The book’s illustrator is Charnelle Pinkney Barlow, a debut artist. If her middle name sounds a wee bit familiar, well … she explains that below. Charnelle visits 7-Imp today to share some of her vivid artwork and to talk a bit about her work. I thank her for visiting.

Read the rest of this entry »

7-Imp’s 7 Kicks #657:
Featuring a Reminder to Picture Book Fans …

h1 September 29th, 2019    by jules

I had different plans for today, dear Imps, but some unexpected events in my Saturday ate up my day — and kept me from formatting the post I wanted to format. I’ll have that later this week at 7-Imp, but what I do have for you today is a reminder that over at the Horn Book’s Calling Caldecott, we are taking deep dives into some of the most outstanding picture books of the year — including, thus far, the ones pictured above. So, if you love picture books, you can head over there to see some of what our talented guest posters have had to say this year.

Read the rest of this entry »

Seeing with Our Eyes Closed

h1 September 27th, 2019    by jules

I’ve some spreads today from Mac Barnett’s Just Because (Candlewick, September 2019), illustrated by Isabelle Arsenault. Isabelle also shares some early sketches from this book, describing what she shares here today as a “bit of a melting pot” and adding that she tried many different approaches before starting the final illustrations for the book.
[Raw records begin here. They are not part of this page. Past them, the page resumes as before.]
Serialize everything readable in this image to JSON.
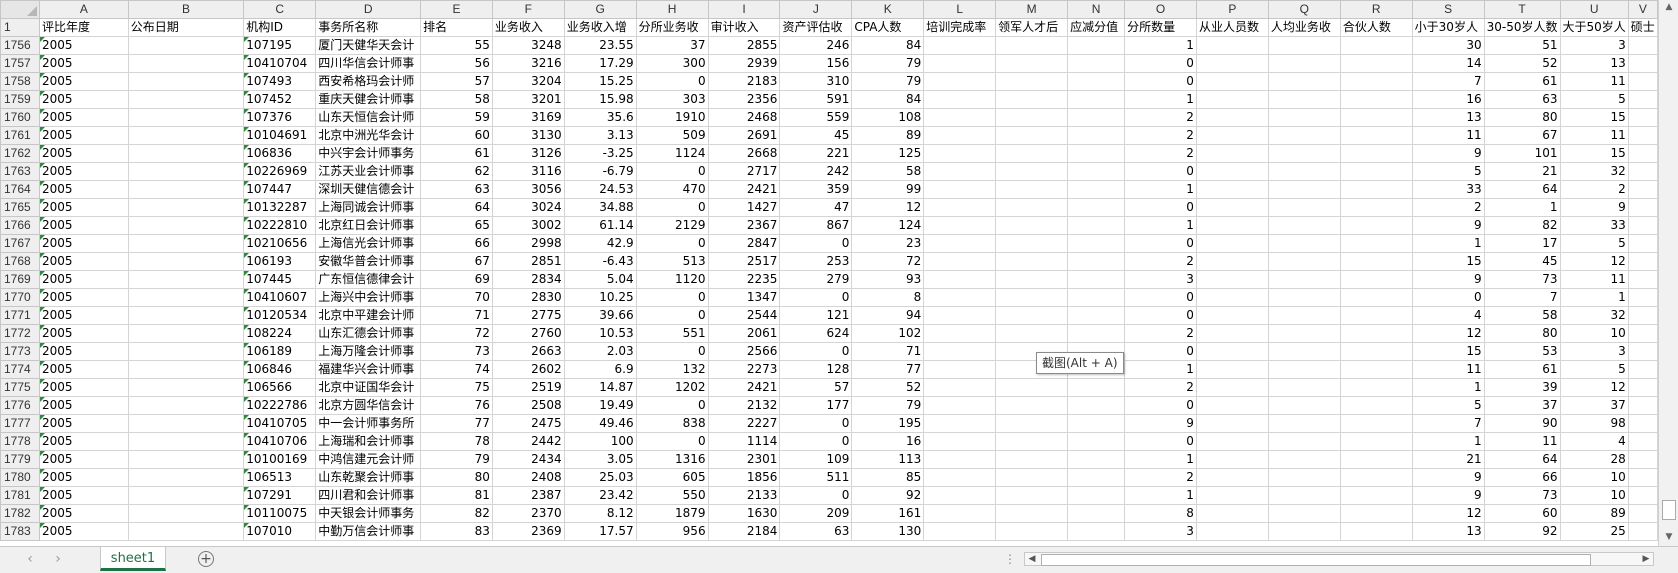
{
  "columns": [
    {
      "letter": "A",
      "header": "评比年度",
      "w": 89
    },
    {
      "letter": "B",
      "header": "公布日期",
      "w": 116
    },
    {
      "letter": "C",
      "header": "机构ID",
      "w": 72
    },
    {
      "letter": "D",
      "header": "事务所名称",
      "w": 105
    },
    {
      "letter": "E",
      "header": "排名",
      "w": 72
    },
    {
      "letter": "F",
      "header": "业务收入",
      "w": 72
    },
    {
      "letter": "G",
      "header": "业务收入增",
      "w": 72
    },
    {
      "letter": "H",
      "header": "分所业务收",
      "w": 72
    },
    {
      "letter": "I",
      "header": "审计收入",
      "w": 72
    },
    {
      "letter": "J",
      "header": "资产评估收",
      "w": 72
    },
    {
      "letter": "K",
      "header": "CPA人数",
      "w": 72
    },
    {
      "letter": "L",
      "header": "培训完成率",
      "w": 72
    },
    {
      "letter": "M",
      "header": "领军人才后",
      "w": 72
    },
    {
      "letter": "N",
      "header": "应减分值",
      "w": 57
    },
    {
      "letter": "O",
      "header": "分所数量",
      "w": 72
    },
    {
      "letter": "P",
      "header": "从业人员数",
      "w": 72
    },
    {
      "letter": "Q",
      "header": "人均业务收",
      "w": 72
    },
    {
      "letter": "R",
      "header": "合伙人数",
      "w": 72
    },
    {
      "letter": "S",
      "header": "小于30岁人",
      "w": 72
    },
    {
      "letter": "T",
      "header": "30-50岁人数",
      "w": 72
    },
    {
      "letter": "U",
      "header": "大于50岁人",
      "w": 64
    },
    {
      "letter": "V",
      "header": "硕士",
      "w": 20
    }
  ],
  "header_row_number": "1",
  "rows": [
    {
      "n": "1756",
      "c": [
        "2005",
        "",
        "107195",
        "厦门天健华天会计",
        "55",
        "3248",
        "23.55",
        "37",
        "2855",
        "246",
        "84",
        "",
        "",
        "",
        "1",
        "",
        "",
        "",
        "30",
        "51",
        "3",
        ""
      ]
    },
    {
      "n": "1757",
      "c": [
        "2005",
        "",
        "10410704",
        "四川华信会计师事",
        "56",
        "3216",
        "17.29",
        "300",
        "2939",
        "156",
        "79",
        "",
        "",
        "",
        "0",
        "",
        "",
        "",
        "14",
        "52",
        "13",
        ""
      ]
    },
    {
      "n": "1758",
      "c": [
        "2005",
        "",
        "107493",
        "西安希格玛会计师",
        "57",
        "3204",
        "15.25",
        "0",
        "2183",
        "310",
        "79",
        "",
        "",
        "",
        "0",
        "",
        "",
        "",
        "7",
        "61",
        "11",
        ""
      ]
    },
    {
      "n": "1759",
      "c": [
        "2005",
        "",
        "107452",
        "重庆天健会计师事",
        "58",
        "3201",
        "15.98",
        "303",
        "2356",
        "591",
        "84",
        "",
        "",
        "",
        "1",
        "",
        "",
        "",
        "16",
        "63",
        "5",
        ""
      ]
    },
    {
      "n": "1760",
      "c": [
        "2005",
        "",
        "107376",
        "山东天恒信会计师",
        "59",
        "3169",
        "35.6",
        "1910",
        "2468",
        "559",
        "108",
        "",
        "",
        "",
        "2",
        "",
        "",
        "",
        "13",
        "80",
        "15",
        ""
      ]
    },
    {
      "n": "1761",
      "c": [
        "2005",
        "",
        "10104691",
        "北京中洲光华会计",
        "60",
        "3130",
        "3.13",
        "509",
        "2691",
        "45",
        "89",
        "",
        "",
        "",
        "2",
        "",
        "",
        "",
        "11",
        "67",
        "11",
        ""
      ]
    },
    {
      "n": "1762",
      "c": [
        "2005",
        "",
        "106836",
        "中兴宇会计师事务",
        "61",
        "3126",
        "-3.25",
        "1124",
        "2668",
        "221",
        "125",
        "",
        "",
        "",
        "2",
        "",
        "",
        "",
        "9",
        "101",
        "15",
        ""
      ]
    },
    {
      "n": "1763",
      "c": [
        "2005",
        "",
        "10226969",
        "江苏天业会计师事",
        "62",
        "3116",
        "-6.79",
        "0",
        "2717",
        "242",
        "58",
        "",
        "",
        "",
        "0",
        "",
        "",
        "",
        "5",
        "21",
        "32",
        ""
      ]
    },
    {
      "n": "1764",
      "c": [
        "2005",
        "",
        "107447",
        "深圳天健信德会计",
        "63",
        "3056",
        "24.53",
        "470",
        "2421",
        "359",
        "99",
        "",
        "",
        "",
        "1",
        "",
        "",
        "",
        "33",
        "64",
        "2",
        ""
      ]
    },
    {
      "n": "1765",
      "c": [
        "2005",
        "",
        "10132287",
        "上海同诚会计师事",
        "64",
        "3024",
        "34.88",
        "0",
        "1427",
        "47",
        "12",
        "",
        "",
        "",
        "0",
        "",
        "",
        "",
        "2",
        "1",
        "9",
        ""
      ]
    },
    {
      "n": "1766",
      "c": [
        "2005",
        "",
        "10222810",
        "北京红日会计师事",
        "65",
        "3002",
        "61.14",
        "2129",
        "2367",
        "867",
        "124",
        "",
        "",
        "",
        "1",
        "",
        "",
        "",
        "9",
        "82",
        "33",
        ""
      ]
    },
    {
      "n": "1767",
      "c": [
        "2005",
        "",
        "10210656",
        "上海信光会计师事",
        "66",
        "2998",
        "42.9",
        "0",
        "2847",
        "0",
        "23",
        "",
        "",
        "",
        "0",
        "",
        "",
        "",
        "1",
        "17",
        "5",
        ""
      ]
    },
    {
      "n": "1768",
      "c": [
        "2005",
        "",
        "106193",
        "安徽华普会计师事",
        "67",
        "2851",
        "-6.43",
        "513",
        "2517",
        "253",
        "72",
        "",
        "",
        "",
        "2",
        "",
        "",
        "",
        "15",
        "45",
        "12",
        ""
      ]
    },
    {
      "n": "1769",
      "c": [
        "2005",
        "",
        "107445",
        "广东恒信德律会计",
        "69",
        "2834",
        "5.04",
        "1120",
        "2235",
        "279",
        "93",
        "",
        "",
        "",
        "3",
        "",
        "",
        "",
        "9",
        "73",
        "11",
        ""
      ]
    },
    {
      "n": "1770",
      "c": [
        "2005",
        "",
        "10410607",
        "上海兴中会计师事",
        "70",
        "2830",
        "10.25",
        "0",
        "1347",
        "0",
        "8",
        "",
        "",
        "",
        "0",
        "",
        "",
        "",
        "0",
        "7",
        "1",
        ""
      ]
    },
    {
      "n": "1771",
      "c": [
        "2005",
        "",
        "10120534",
        "北京中平建会计师",
        "71",
        "2775",
        "39.66",
        "0",
        "2544",
        "121",
        "94",
        "",
        "",
        "",
        "0",
        "",
        "",
        "",
        "4",
        "58",
        "32",
        ""
      ]
    },
    {
      "n": "1772",
      "c": [
        "2005",
        "",
        "108224",
        "山东汇德会计师事",
        "72",
        "2760",
        "10.53",
        "551",
        "2061",
        "624",
        "102",
        "",
        "",
        "",
        "2",
        "",
        "",
        "",
        "12",
        "80",
        "10",
        ""
      ]
    },
    {
      "n": "1773",
      "c": [
        "2005",
        "",
        "106189",
        "上海万隆会计师事",
        "73",
        "2663",
        "2.03",
        "0",
        "2566",
        "0",
        "71",
        "",
        "",
        "",
        "0",
        "",
        "",
        "",
        "15",
        "53",
        "3",
        ""
      ]
    },
    {
      "n": "1774",
      "c": [
        "2005",
        "",
        "106846",
        "福建华兴会计师事",
        "74",
        "2602",
        "6.9",
        "132",
        "2273",
        "128",
        "77",
        "",
        "",
        "",
        "1",
        "",
        "",
        "",
        "11",
        "61",
        "5",
        ""
      ]
    },
    {
      "n": "1775",
      "c": [
        "2005",
        "",
        "106566",
        "北京中证国华会计",
        "75",
        "2519",
        "14.87",
        "1202",
        "2421",
        "57",
        "52",
        "",
        "",
        "",
        "2",
        "",
        "",
        "",
        "1",
        "39",
        "12",
        ""
      ]
    },
    {
      "n": "1776",
      "c": [
        "2005",
        "",
        "10222786",
        "北京方圆华信会计",
        "76",
        "2508",
        "19.49",
        "0",
        "2132",
        "177",
        "79",
        "",
        "",
        "",
        "0",
        "",
        "",
        "",
        "5",
        "37",
        "37",
        ""
      ]
    },
    {
      "n": "1777",
      "c": [
        "2005",
        "",
        "10410705",
        "中一会计师事务所",
        "77",
        "2475",
        "49.46",
        "838",
        "2227",
        "0",
        "195",
        "",
        "",
        "",
        "9",
        "",
        "",
        "",
        "7",
        "90",
        "98",
        ""
      ]
    },
    {
      "n": "1778",
      "c": [
        "2005",
        "",
        "10410706",
        "上海瑞和会计师事",
        "78",
        "2442",
        "100",
        "0",
        "1114",
        "0",
        "16",
        "",
        "",
        "",
        "0",
        "",
        "",
        "",
        "1",
        "11",
        "4",
        ""
      ]
    },
    {
      "n": "1779",
      "c": [
        "2005",
        "",
        "10100169",
        "中鸿信建元会计师",
        "79",
        "2434",
        "3.05",
        "1316",
        "2301",
        "109",
        "113",
        "",
        "",
        "",
        "1",
        "",
        "",
        "",
        "21",
        "64",
        "28",
        ""
      ]
    },
    {
      "n": "1780",
      "c": [
        "2005",
        "",
        "106513",
        "山东乾聚会计师事",
        "80",
        "2408",
        "25.03",
        "605",
        "1856",
        "511",
        "85",
        "",
        "",
        "",
        "2",
        "",
        "",
        "",
        "9",
        "66",
        "10",
        ""
      ]
    },
    {
      "n": "1781",
      "c": [
        "2005",
        "",
        "107291",
        "四川君和会计师事",
        "81",
        "2387",
        "23.42",
        "550",
        "2133",
        "0",
        "92",
        "",
        "",
        "",
        "1",
        "",
        "",
        "",
        "9",
        "73",
        "10",
        ""
      ]
    },
    {
      "n": "1782",
      "c": [
        "2005",
        "",
        "10110075",
        "中天银会计师事务",
        "82",
        "2370",
        "8.12",
        "1879",
        "1630",
        "209",
        "161",
        "",
        "",
        "",
        "8",
        "",
        "",
        "",
        "12",
        "60",
        "89",
        ""
      ]
    },
    {
      "n": "1783",
      "c": [
        "2005",
        "",
        "107010",
        "中勤万信会计师事",
        "83",
        "2369",
        "17.57",
        "956",
        "2184",
        "63",
        "130",
        "",
        "",
        "",
        "3",
        "",
        "",
        "",
        "13",
        "92",
        "25",
        ""
      ]
    }
  ],
  "tooltip": "截图(Alt + A)",
  "sheet_tab": "sheet1",
  "add_sheet_icon": "+",
  "nav_prev": "‹",
  "nav_next": "›"
}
I love that the phrase that is the title of this book never actually appears in the book. Any child anywhere that communicates their curiosity about the world in the form of “why?” queries (“but why?” is the repeated refrain of any three- or four-year-old) has likely heard “just because” muttered by an adult. In this book, a young girl, tucked into bed at night, has a series of “why?” questions for her father. I don’t know that she’s even necessarily delaying bedtime; she just has a lot of questions swirling around in her brain. (I mean, check out that face above. The gears are turning.) Read the rest of this entry »

Mordicai Gerstein: A Tribute

h1 September 26th, 2019    by jules


Over at the Horn Book’s Calling Caldecott today, we pay tribute to author-illustrator Mordicai Gerstein, whose death we learned about this week.

That is here.

I think I’ll find my copy of Applesauce Season — my favorite book for autumn, which he illustrated for Eden Ross Lipson — and spend some time with it. Not to mention the exquisite The Man Who Walked Between the Towers. Gerstein’s legacy is a very tall stack of lovingly crafted picture books.

My condolences to Gerstein’s family.

“You know that book about a family who
eats breakfast in the shower and the mom
wears a dress that’s made out of live chickens?”

h1 September 24th, 2019    by jules

As I’ve made clear before here at 7-Imp, I’m a fan of Abby Hanlon’s Dory Fantasmagory books. I think Abby taps into something real (and often quite poignant) with these books; in the hands of a lesser author, Dory’s antics would be altogether cloying. But Abby seems to know how to write about childhood in a way I think is authentic. She depicts children as they are — in all their glorious weirdness, that is — and not in ways that an adult thinks they should be. (We see a lot of the latter in children’s books.) It’s hard to get books for this age right, and I think Abby gets it just right.

Read the rest of this entry »